Every entry needs to be duplicated exactly.

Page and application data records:
Content starts

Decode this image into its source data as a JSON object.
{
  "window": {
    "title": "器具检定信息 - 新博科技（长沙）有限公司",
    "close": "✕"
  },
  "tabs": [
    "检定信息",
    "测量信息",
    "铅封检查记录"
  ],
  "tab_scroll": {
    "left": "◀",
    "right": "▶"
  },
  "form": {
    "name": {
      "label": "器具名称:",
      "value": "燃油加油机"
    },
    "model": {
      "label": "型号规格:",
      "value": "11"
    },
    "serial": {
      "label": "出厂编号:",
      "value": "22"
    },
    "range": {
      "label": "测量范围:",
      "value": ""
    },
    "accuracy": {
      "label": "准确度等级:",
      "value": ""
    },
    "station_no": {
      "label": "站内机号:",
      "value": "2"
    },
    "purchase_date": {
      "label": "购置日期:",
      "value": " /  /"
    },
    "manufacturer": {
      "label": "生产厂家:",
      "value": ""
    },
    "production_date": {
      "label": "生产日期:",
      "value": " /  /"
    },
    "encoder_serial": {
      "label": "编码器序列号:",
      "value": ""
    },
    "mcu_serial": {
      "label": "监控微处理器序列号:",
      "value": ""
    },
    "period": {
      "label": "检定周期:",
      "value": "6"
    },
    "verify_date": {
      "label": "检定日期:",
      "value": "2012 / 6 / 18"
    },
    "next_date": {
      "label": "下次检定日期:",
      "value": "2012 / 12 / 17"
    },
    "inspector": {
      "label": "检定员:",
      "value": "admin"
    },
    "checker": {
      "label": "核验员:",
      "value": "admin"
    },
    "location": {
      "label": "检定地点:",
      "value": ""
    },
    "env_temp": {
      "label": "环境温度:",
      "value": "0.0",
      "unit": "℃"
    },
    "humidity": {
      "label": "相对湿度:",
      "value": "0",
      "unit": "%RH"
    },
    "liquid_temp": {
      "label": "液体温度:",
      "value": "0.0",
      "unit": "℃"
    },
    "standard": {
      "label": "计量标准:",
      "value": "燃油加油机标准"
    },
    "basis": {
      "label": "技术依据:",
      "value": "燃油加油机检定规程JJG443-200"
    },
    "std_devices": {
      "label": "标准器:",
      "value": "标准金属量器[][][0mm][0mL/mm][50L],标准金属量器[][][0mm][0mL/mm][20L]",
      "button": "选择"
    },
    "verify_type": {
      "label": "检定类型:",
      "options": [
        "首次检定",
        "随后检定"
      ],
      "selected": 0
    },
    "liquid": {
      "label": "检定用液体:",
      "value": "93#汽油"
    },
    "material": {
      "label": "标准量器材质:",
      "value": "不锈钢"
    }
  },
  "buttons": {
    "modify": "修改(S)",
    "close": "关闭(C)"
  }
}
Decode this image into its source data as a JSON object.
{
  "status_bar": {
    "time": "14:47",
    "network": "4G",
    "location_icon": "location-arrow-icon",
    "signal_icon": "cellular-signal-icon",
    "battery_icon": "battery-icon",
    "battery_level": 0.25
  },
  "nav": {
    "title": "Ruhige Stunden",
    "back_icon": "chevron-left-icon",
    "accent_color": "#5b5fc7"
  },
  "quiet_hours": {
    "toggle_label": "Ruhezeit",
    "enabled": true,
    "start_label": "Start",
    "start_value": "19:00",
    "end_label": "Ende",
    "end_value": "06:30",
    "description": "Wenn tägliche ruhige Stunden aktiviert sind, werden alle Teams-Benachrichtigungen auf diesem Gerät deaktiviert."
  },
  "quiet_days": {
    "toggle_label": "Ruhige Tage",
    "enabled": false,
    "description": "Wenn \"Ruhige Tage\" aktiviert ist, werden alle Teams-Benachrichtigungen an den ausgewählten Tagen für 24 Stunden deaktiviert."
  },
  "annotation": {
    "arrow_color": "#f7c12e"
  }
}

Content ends

▸ **Your solution**:
Decode this image into its source data as a JSON object.
{
  "window": {
    "title": "器具检定信息 - 新博科技（长沙）有限公司",
    "close": "✕"
  },
  "tabs": [
    "检定信息",
    "测量信息",
    "铅封检查记录"
  ],
  "tab_scroll": {
    "left": "◀",
    "right": "▶"
  },
  "form": {
    "name": {
      "label": "器具名称:",
      "value": "燃油加油机"
    },
    "model": {
      "label": "型号规格:",
      "value": "11"
    },
    "serial": {
      "label": "出厂编号:",
      "value": "22"
    },
    "range": {
      "label": "测量范围:",
      "value": ""
    },
    "accuracy": {
      "label": "准确度等级:",
      "value": ""
    },
    "station_no": {
      "label": "站内机号:",
      "value": "2"
    },
    "purchase_date": {
      "label": "购置日期:",
      "value": " /  /"
    },
    "manufacturer": {
      "label": "生产厂家:",
      "value": ""
    },
    "production_date": {
      "label": "生产日期:",
      "value": " /  /"
    },
    "encoder_serial": {
      "label": "编码器序列号:",
      "value": ""
    },
    "mcu_serial": {
      "label": "监控微处理器序列号:",
      "value": ""
    },
    "period": {
      "label": "检定周期:",
      "value": "6"
    },
    "verify_date": {
      "label": "检定日期:",
      "value": "2012 / 6 / 18"
    },
    "next_date": {
      "label": "下次检定日期:",
      "value": "2012 / 12 / 17"
    },
    "inspector": {
      "label": "检定员:",
      "value": "admin"
    },
    "checker": {
      "label": "核验员:",
      "value": "admin"
    },
    "location": {
      "label": "检定地点:",
      "value": ""
    },
    "env_temp": {
      "label": "环境温度:",
      "value": "0.0",
      "unit": "℃"
    },
    "humidity": {
      "label": "相对湿度:",
      "value": "0",
      "unit": "%RH"
    },
    "liquid_temp": {
      "label": "液体温度:",
      "value": "0.0",
      "unit": "℃"
    },
    "standard": {
      "label": "计量标准:",
      "value": "燃油加油机标准"
    },
    "basis": {
      "label": "技术依据:",
      "value": "燃油加油机检定规程JJG443-200"
    },
    "std_devices": {
      "label": "标准器:",
      "value": "标准金属量器[][][0mm][0mL/mm][50L],标准金属量器[][][0mm][0mL/mm][20L]",
      "button": "选择"
    },
    "verify_type": {
      "label": "检定类型:",
      "options": [
        "首次检定",
        "随后检定"
      ],
      "selected": 0
    },
    "liquid": {
      "label": "检定用液体:",
      "value": "93#汽油"
    },
    "material": {
      "label": "标准量器材质:",
      "value": "不锈钢"
    }
  },
  "buttons": {
    "modify": "修改(S)",
    "close": "关闭(C)"
  }
}
Decode this image into its source data as a JSON object.
{
  "status_bar": {
    "time": "14:47",
    "network": "4G",
    "location_icon": "location-arrow-icon",
    "signal_icon": "cellular-signal-icon",
    "battery_icon": "battery-icon",
    "battery_level": 0.25
  },
  "nav": {
    "title": "Ruhige Stunden",
    "back_icon": "chevron-left-icon",
    "accent_color": "#5b5fc7"
  },
  "quiet_hours": {
    "toggle_label": "Ruhezeit",
    "enabled": true,
    "start_label": "Start",
    "start_value": "19:00",
    "end_label": "Ende",
    "end_value": "06:30",
    "description": "Wenn tägliche ruhige Stunden aktiviert sind, werden alle Teams-Benachrichtigungen auf diesem Gerät deaktiviert."
  },
  "quiet_days": {
    "toggle_label": "Ruhige Tage",
    "enabled": false,
    "description": "Wenn \"Ruhige Tage\" aktiviert ist, werden alle Teams-Benachrichtigungen an den ausgewählten Tagen für 24 Stunden deaktiviert."
  },
  "annotation": {
    "arrow_color": "#f7c12e"
  }
}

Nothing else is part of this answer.